A simplified vertical stabilizer (and other little details)
Next up in this Boeing 757 modernization is the vertical stabilizer. The current one is too short and stubby to efficient on the long and thin routes that a 757-8 would be flying.
There I go talking like I’m an expert or something. The honest truth is that I just want it to look better. Not only that, who’s to say that my design proposal isn’t anywhere near as efficient as the current design?
And that it would snap off like a twig on a dead tree on it’s maiden voyage? And that I’d be sued for designing unsafe products? And I’d lose my home, life savings, and what little credibility I have left as an aviation blogger?
Moving right along, I think I’ve covered pretty much everything. I’m going to leave the landing gear alone, and there aren’t too many other details worth redesigning from scratch.
Other than pushing and pulling a few vertices here and there, I think I’ve accomplish my goal. Are you ready for the grand reveal?
Concept renderings of the 757 redesign proposal
If there’s one thing I’m not, t’s a show man. Therefore, I present to you the all new Boeing 757-8 without techno music, fireworks, or distracting fanfare:
To be honest, I kind of like the idea of a revitalized 757. Even though I don’t think Boeing should (or will) do something like this, it’s fun to put a creative hat on and give new life to objects past their prime.

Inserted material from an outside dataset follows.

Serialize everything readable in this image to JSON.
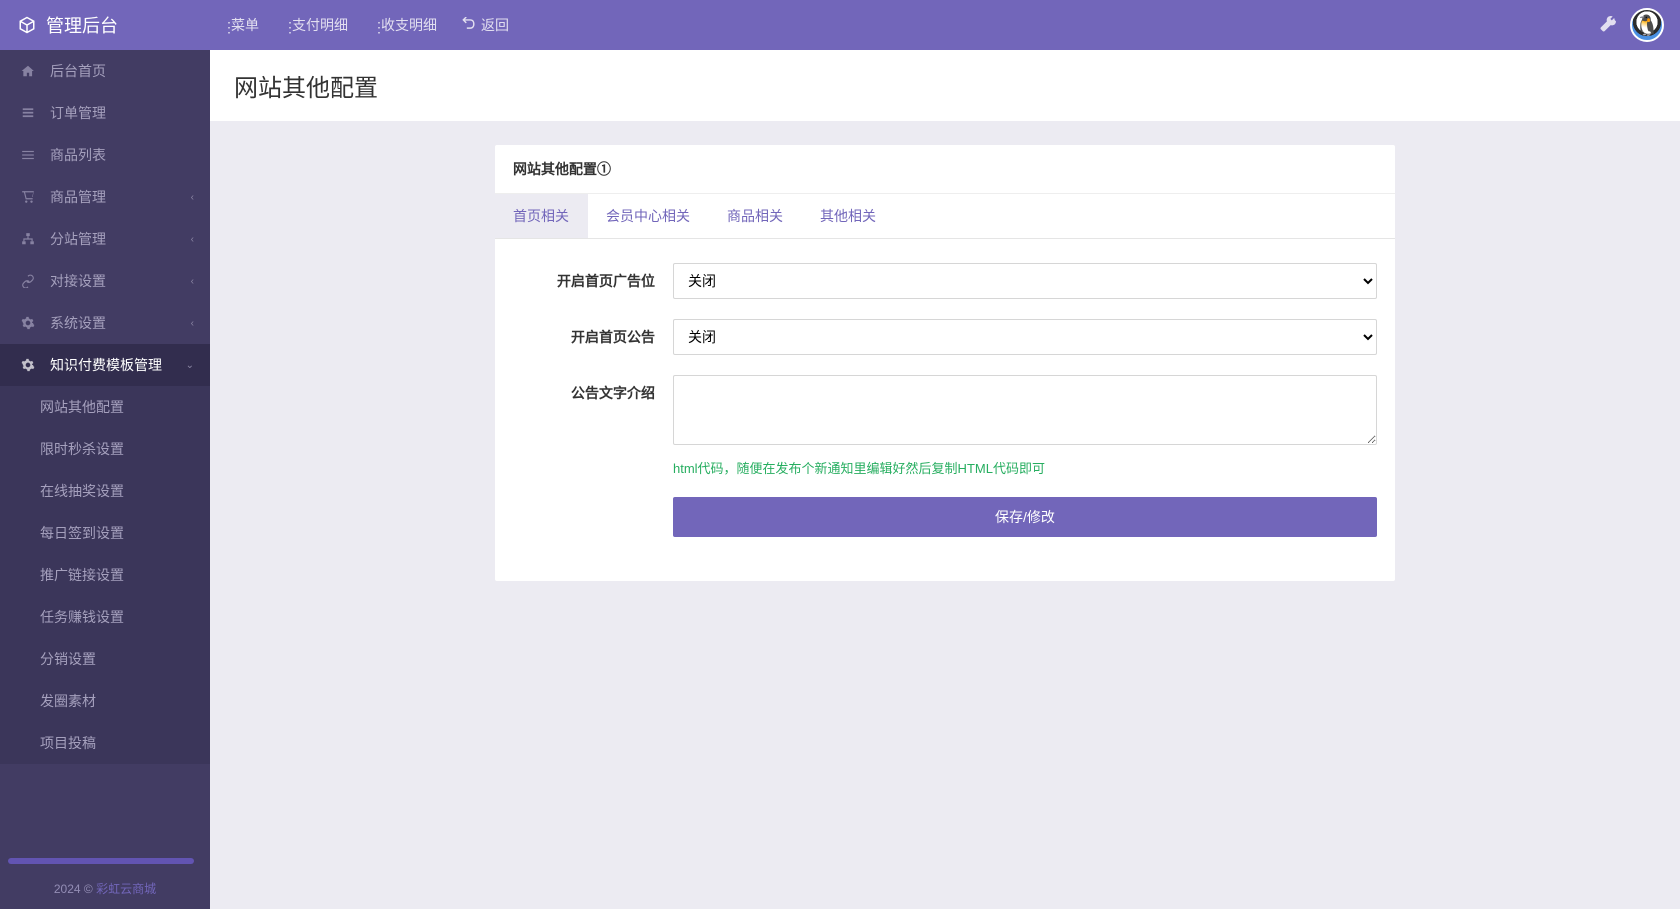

Unfortunately, there’s only so much that can be done with an old airframe such as this, and pushing this design any further would be more effort than it’s worth.
I do believe that Boeing needs a 757-like aircraft in its lineup, but throwing lipstick on a pig like I did with this concept is not the way to go about it.
In other words, I just spent two weeks in Maya and Photoshop only to tell you that I’ve wasted two weeks in Maya and Photoshop to build a Boeing 757 replacement concept that shouldn’t even be built.
Boeing’s official stance on the 757 replacement
Ending 757 production prematurely was one of Boeing’s biggest mistakes in my opinion. Yes, it may have seemed somewhat logical of the time, given how slow the aircraft had been selling.
However, the commercial aviation market shifted quite significantly just a few years after production ended. Demand for air travel was growing rapidly, and 757-sized aircraft became needed once again.
Airbus chose to satisfy this need with the A321. Boeing, on the other hand, chose to go all-in on creating new variants of the 737. In hindsight, what they should have done was create some new and modern variants of the 757. But what do I know? I just travel for a living.
The unfortunate reality is that the 757 as we knew it will never return. Despite the rumors you may have been hearing on aviation hobby blogs and Twitter feeds, the tooling for the original 757 is long gone. Boeing couldn’t restart 757 production even if they wanted to.
However, despite many years of defending their decision to cut it from their lineup, it’s obvious that Boeing is struggling to stay competitive selling aircraft which had the capacity and capabilities of the original 757. They’ve pretty much maxed out the 737 (no pun intended). Meanwhile, Airbus is finding huge success with long-range variants of the A321.
What is the next-generation 757 most likely to be?
As of right now, the Boeing 757 replacement is not the 737 MAX series. It’s going to be the 797, which will likely be offered in a wide variety of configurations.
It is likely to be much like how the original 757 and 767 were designed on the same platform. The flight deck of both aircraft were the same, and from a pilots perspective, the aircraft are nearly identical. Boeing will likely take this approach with it’s upcoming replacement for the 757 – whatever it ends up being.
And if there are any Boeing executives reading this, just know that I’d totally be willing to sell you my 757 redesign proposal for a few billion dollars (give or take). Call me. We’ll do lunch.